Two suspects arrested in a shooting spree that that left three people dead in Tulsa, Oklahoma have confessed, police documents filed in court said. An affidavit filed on Monday said 19-year-old Jake England confessed to shooting three people and 32-year-old Alvin Watts confessed to shooting two.


“There is a lot of media interest in this country about whether it was a hate crime and the police are very keen to play that down,” [Al Jazeera reporter John] Terrett said. Police have yet to describe the attacks, which took place on Friday morning, as racially motivated, although the suspects are white and all five victims were African Americans.

Police are also examining whether England was trying to avenge the death of his father, who was killed two years ago. “He [England] wrote what looks like a race hate rant on Friday, the day of the shootings, on his Facebook page, referring to the killing of his father at the hands of an African American man who wasn’t charged with murder or attempted murder,” Terrett said. [Read more…]

Swedish sex models!!!

So there is a bit of a back-and-forth happening between Greta Christina and newly-minted FTBorg Taslima Nasreen. Ms. Nasreen wrote a piece essentially equating all sex work with exploitative slavery. Greta, a long-time sex work advocate, disagrees with a great deal of Taslima’s piece. So do I, for the record. However, I found it more than a little interesting and opportune that this issue has come up. Some of you will remember my buddy T who guest-wrote a great piece following the news of the Ontario Supreme Court’s decision to decriminalize brothels. T and I were going back and forth on a longer piece about the strengths and weaknesses of Sweden’s model governing sex work. Since Ms. Nasreen specifically name-checks Sweden numerous times in her piece, I thought it would be the perfect time for T to publish this work.

Hir thoughts below the fold: [Read more…]

Liberalization of Canada’s sex work laws: a more informed perspective

One of the things I’ve learned in my years (ironically, from a friend of mine) is that nobody can possibly be an expert on everything – as such, it’s a good idea to have a lot of friends who are experts at different things. That way when I need advice on understanding physical sciences, politics, law, current events, philosophy… basically anything that I don’t understand well, I can “cloud-source” it to any number of buddies who will be able to give me a much more in-depth look at things than I could manage on my own.

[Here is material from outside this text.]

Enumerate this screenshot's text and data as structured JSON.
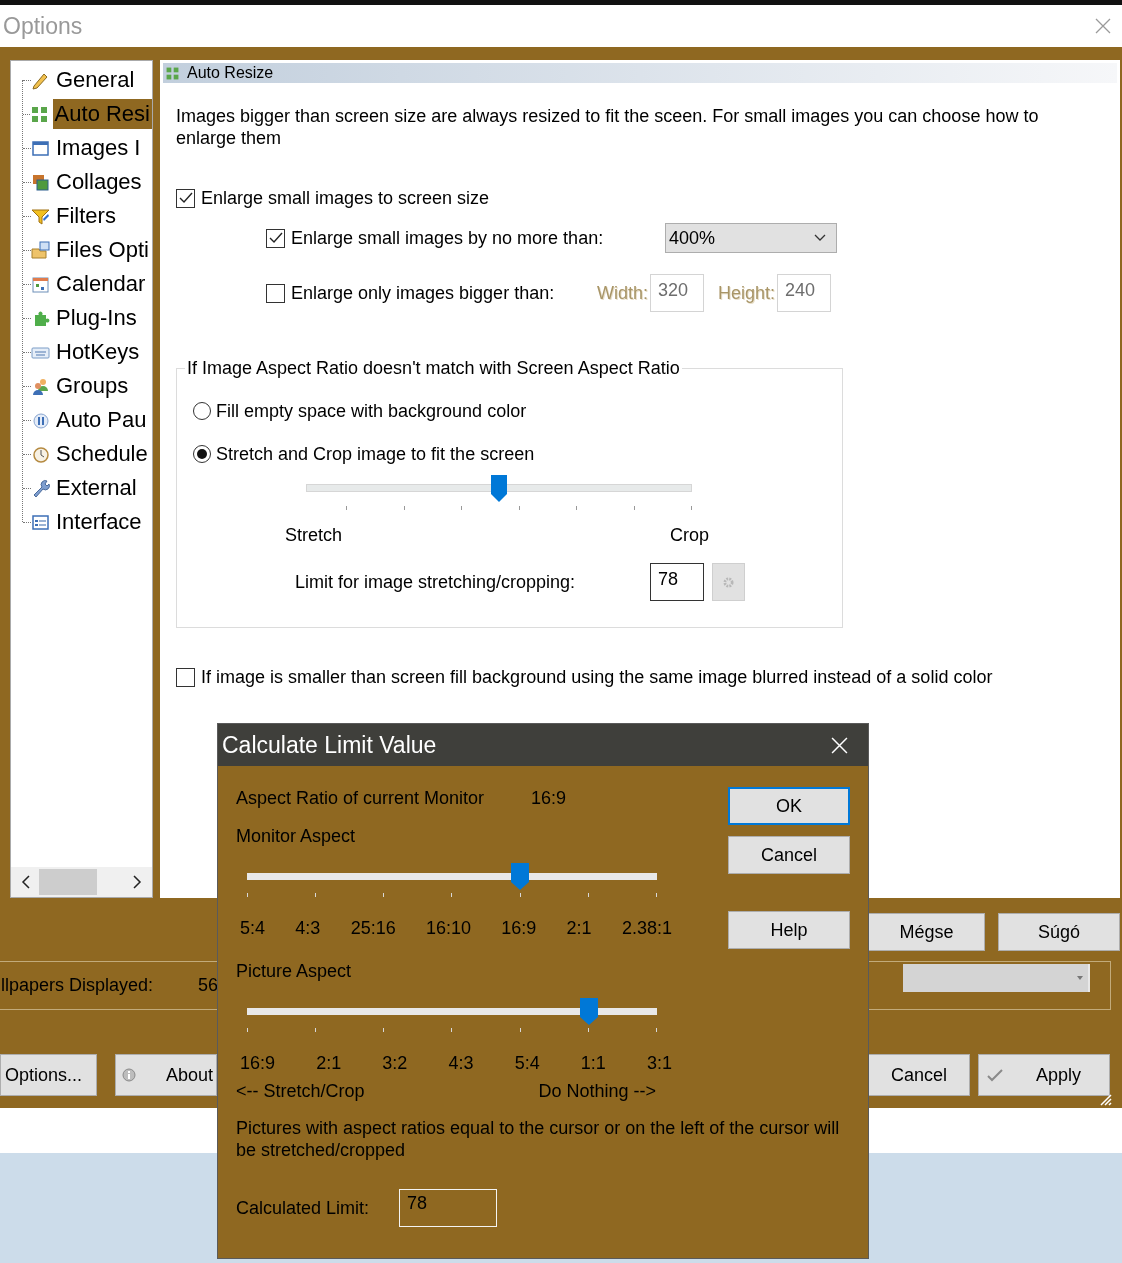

One of these is my pal T, who has devoted a lot of time and energy to understanding issues surrounding sex work and sex workers. Ze found me through the blog (coolest thing about this job – awesome people find me rather than me having to put in the effort to make it work the other way ’round) and we started talking about stuff. Ze opened my eyes up to some viewpoints I’d never considered before, and so when I heard about the Ontario ruling I immediately asked hir for hir thoughts. Ze was kind enough to school me a bit on some of the details and implications of the ruling. Hir response is below the fold. [Read more…]